Background: Impaired epithelial barrier function renders the airway vulnerable to environmental triggers associated with the pathogenesis of bronchial asthma. We investigated the influence of protocadherin-1 (PCDH1), a susceptibility gene for bronchial hyperresponsiveness, on airway epithelial barrier function.
Methods: We applied transepithelial electric resistance and dextran permeability testing to evaluate the barrier function of cultured airway epithelial cells. We studied PCDH1 function by siRNA-mediated knockdown and analyzed nasal or bronchial tissues from 16 patients with chronic rhinosinusitis (CRS) and nine patients with bronchial asthma for PCDH1 expression.
Results: PCDH1 was upregulated with the development of epithelial barrier function in cultured airway epithelial cells. Immunocytochemical analysis revealed that PCDH localized to cell-cell contact sites and colocalized with E-cadherin at the apical site of airway epithelial cells. PCDH1 gene knockdown disrupted both tight and adhesion junctions.
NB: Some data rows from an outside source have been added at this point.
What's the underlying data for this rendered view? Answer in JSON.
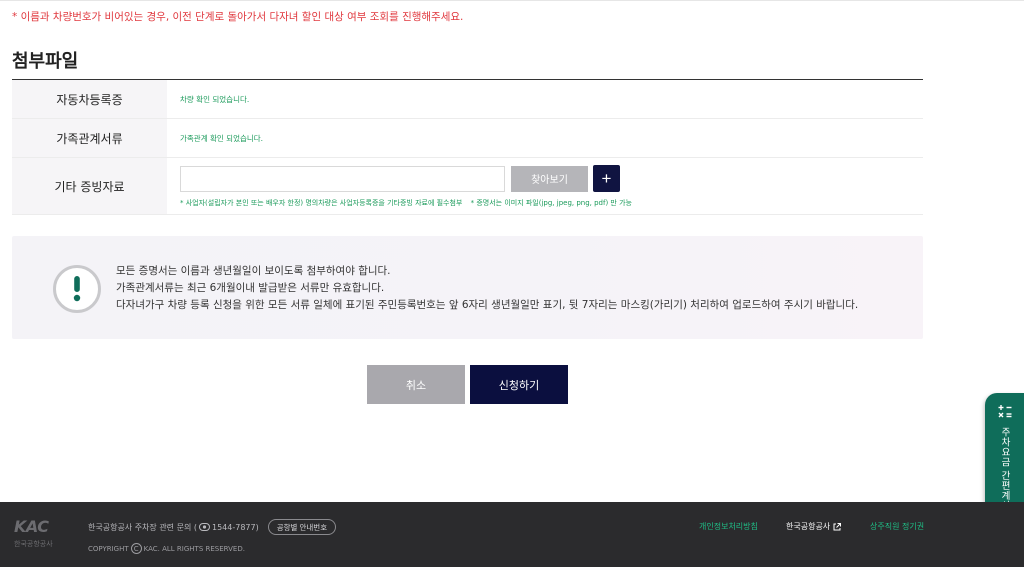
{
  "notice": "* 이름과 차량번호가 비어있는 경우, 이전 단계로 돌아가서 다자녀 할인 대상 여부 조회를 진행해주세요.",
  "section": {
    "title": "첨부파일"
  },
  "attachments": {
    "rows": [
      {
        "label": "자동차등록증",
        "status": "차량 확인 되었습니다."
      },
      {
        "label": "가족관계서류",
        "status": "가족관계 확인 되었습니다."
      },
      {
        "label": "기타 증빙자료",
        "input_value": "",
        "browse_label": "찾아보기",
        "add_label": "+"
      }
    ],
    "hints": [
      "* 사업자(설립자가 본인 또는 배우자 한정) 명의차량은 사업자등록증을 기타증빙 자료에 필수첨부",
      "* 증명서는 이미지 파일(jpg, jpeg, png, pdf) 만 가능"
    ]
  },
  "info": {
    "icon": "exclamation-icon",
    "lines": [
      "모든 증명서는 이름과 생년월일이 보이도록 첨부하여야 합니다.",
      "가족관계서류는 최근 6개월이내 발급받은 서류만 유효합니다.",
      "다자녀가구 차량 등록 신청을 위한 모든 서류 일체에 표기된 주민등록번호는 앞 6자리 생년월일만 표기, 뒷 7자리는 마스킹(가리기) 처리하여 업로드하여 주시기 바랍니다."
    ]
  },
  "actions": {
    "cancel_label": "취소",
    "submit_label": "신청하기"
  },
  "side_widget": {
    "label": "주차요금 간편계산",
    "icon": "calculator-icon"
  },
  "footer": {
    "logo_text": "KAC",
    "logo_sub": "한국공항공사",
    "contact_prefix": "한국공항공사 주차장 관련 문의 (",
    "phone_icon": "phone-icon",
    "phone": "1544-7877",
    "contact_suffix": ")",
    "guide_button": "공항별 안내번호",
    "copyright_prefix": "COPYRIGHT",
    "copyright_c": "C",
    "copyright_suffix": "KAC. ALL RIGHTS RESERVED.",
    "links": {
      "privacy": "개인정보처리방침",
      "kac": "한국공항공사",
      "season_pass": "상주직원 정기권"
    }
  },
  "colors": {
    "navy": "#0b0f3f",
    "green_text": "#1a9a5a",
    "notice_red": "#e0383e",
    "footer_bg": "#2b2b2d",
    "widget_green": "#0f6d5a"
  }
}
Immunohistochemical analysis revealed strong PCDH1 expression in nasal and bronchial epithelial cells; however, expression decreased in inflamed tissues sampled from patients with CRS or bronchial asthma. Dexamethasone (Dex) increased the barrier function of airway epithelial cells and increased PCDH1 expression. PCDH1 gene knockdown eradicated the effect of Dex on barrier function.
Conclusion: These results suggest that PCDH1 is important for airway function as a physical barrier, and its dysfunction is involved in the pathogenesis of allergic airway inflammation. We also suggest that glucocorticoids promotes epithelial barrier integrity by inducing PCDH1.